* Supplied material
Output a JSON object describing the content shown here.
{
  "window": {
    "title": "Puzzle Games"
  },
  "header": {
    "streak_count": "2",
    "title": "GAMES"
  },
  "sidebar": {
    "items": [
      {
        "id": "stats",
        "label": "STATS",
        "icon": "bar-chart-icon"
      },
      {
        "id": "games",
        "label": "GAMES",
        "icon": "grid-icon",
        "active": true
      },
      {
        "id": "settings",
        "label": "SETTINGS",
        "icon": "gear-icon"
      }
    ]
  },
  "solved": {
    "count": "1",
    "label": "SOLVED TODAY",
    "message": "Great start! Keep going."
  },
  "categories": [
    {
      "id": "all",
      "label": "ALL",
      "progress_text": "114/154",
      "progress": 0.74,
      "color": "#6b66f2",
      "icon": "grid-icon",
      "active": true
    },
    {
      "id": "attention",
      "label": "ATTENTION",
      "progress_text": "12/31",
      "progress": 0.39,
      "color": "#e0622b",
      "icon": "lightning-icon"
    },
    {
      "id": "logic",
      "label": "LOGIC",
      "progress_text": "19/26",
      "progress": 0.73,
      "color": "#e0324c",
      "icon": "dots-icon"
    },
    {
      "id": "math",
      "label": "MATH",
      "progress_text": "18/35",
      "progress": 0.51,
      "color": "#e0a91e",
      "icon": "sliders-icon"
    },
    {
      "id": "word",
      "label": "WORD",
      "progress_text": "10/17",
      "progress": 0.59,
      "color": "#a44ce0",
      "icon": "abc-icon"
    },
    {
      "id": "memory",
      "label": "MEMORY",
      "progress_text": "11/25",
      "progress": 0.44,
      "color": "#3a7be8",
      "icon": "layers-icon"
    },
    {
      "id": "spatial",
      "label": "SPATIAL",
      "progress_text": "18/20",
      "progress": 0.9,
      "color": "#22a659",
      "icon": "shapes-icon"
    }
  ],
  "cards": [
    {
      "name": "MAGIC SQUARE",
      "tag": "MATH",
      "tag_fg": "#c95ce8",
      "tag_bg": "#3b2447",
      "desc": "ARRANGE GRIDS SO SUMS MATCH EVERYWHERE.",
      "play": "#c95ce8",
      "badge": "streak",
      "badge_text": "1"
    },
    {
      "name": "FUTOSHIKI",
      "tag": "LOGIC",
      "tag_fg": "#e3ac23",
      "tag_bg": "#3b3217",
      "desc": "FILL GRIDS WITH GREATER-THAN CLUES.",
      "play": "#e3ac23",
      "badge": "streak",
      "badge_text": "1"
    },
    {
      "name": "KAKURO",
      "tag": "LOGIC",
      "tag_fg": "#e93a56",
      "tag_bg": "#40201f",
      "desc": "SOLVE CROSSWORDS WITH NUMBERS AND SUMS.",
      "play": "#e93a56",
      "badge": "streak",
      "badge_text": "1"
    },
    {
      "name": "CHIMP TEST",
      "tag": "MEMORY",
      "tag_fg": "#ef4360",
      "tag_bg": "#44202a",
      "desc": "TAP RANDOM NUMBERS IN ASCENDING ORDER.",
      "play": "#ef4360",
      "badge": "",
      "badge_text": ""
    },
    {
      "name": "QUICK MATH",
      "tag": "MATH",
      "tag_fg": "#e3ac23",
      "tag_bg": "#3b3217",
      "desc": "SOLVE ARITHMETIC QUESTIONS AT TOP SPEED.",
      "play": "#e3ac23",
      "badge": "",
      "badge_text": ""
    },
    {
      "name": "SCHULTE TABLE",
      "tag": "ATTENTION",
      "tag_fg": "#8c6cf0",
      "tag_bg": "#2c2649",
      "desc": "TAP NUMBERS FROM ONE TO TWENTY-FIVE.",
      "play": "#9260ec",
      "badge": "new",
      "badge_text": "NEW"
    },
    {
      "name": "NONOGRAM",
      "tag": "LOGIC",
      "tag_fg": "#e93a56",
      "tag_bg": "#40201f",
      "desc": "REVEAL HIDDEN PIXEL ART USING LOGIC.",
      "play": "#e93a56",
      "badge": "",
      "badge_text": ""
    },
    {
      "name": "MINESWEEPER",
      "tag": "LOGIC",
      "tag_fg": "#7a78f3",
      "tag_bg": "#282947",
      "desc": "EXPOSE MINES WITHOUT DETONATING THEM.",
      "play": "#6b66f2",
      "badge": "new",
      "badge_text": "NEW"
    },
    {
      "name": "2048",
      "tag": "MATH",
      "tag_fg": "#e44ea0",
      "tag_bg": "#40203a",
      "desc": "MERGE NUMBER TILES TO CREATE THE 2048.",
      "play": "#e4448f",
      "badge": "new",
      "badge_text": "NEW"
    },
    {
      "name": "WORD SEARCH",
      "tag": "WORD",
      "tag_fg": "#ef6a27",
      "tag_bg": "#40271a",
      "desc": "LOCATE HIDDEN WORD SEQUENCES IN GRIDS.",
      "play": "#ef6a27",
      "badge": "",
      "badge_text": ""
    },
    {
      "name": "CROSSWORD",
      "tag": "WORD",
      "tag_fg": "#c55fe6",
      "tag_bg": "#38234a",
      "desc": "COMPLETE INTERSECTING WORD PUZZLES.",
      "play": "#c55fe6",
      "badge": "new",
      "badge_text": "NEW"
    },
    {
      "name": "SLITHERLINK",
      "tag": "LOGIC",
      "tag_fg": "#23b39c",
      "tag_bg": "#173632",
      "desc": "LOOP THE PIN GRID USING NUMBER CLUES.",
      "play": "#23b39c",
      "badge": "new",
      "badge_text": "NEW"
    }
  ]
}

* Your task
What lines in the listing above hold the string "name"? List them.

* Answer space
      "name": "MAGIC SQUARE",
      "name": "FUTOSHIKI",
      "name": "KAKURO",
      "name": "CHIMP TEST",
      "name": "QUICK MATH",
      "name": "SCHULTE TABLE",
      "name": "NONOGRAM",
      "name": "MINESWEEPER",
      "name": "2048",
      "name": "WORD SEARCH",
      "name": "CROSSWORD",
      "name": "SLITHERLINK",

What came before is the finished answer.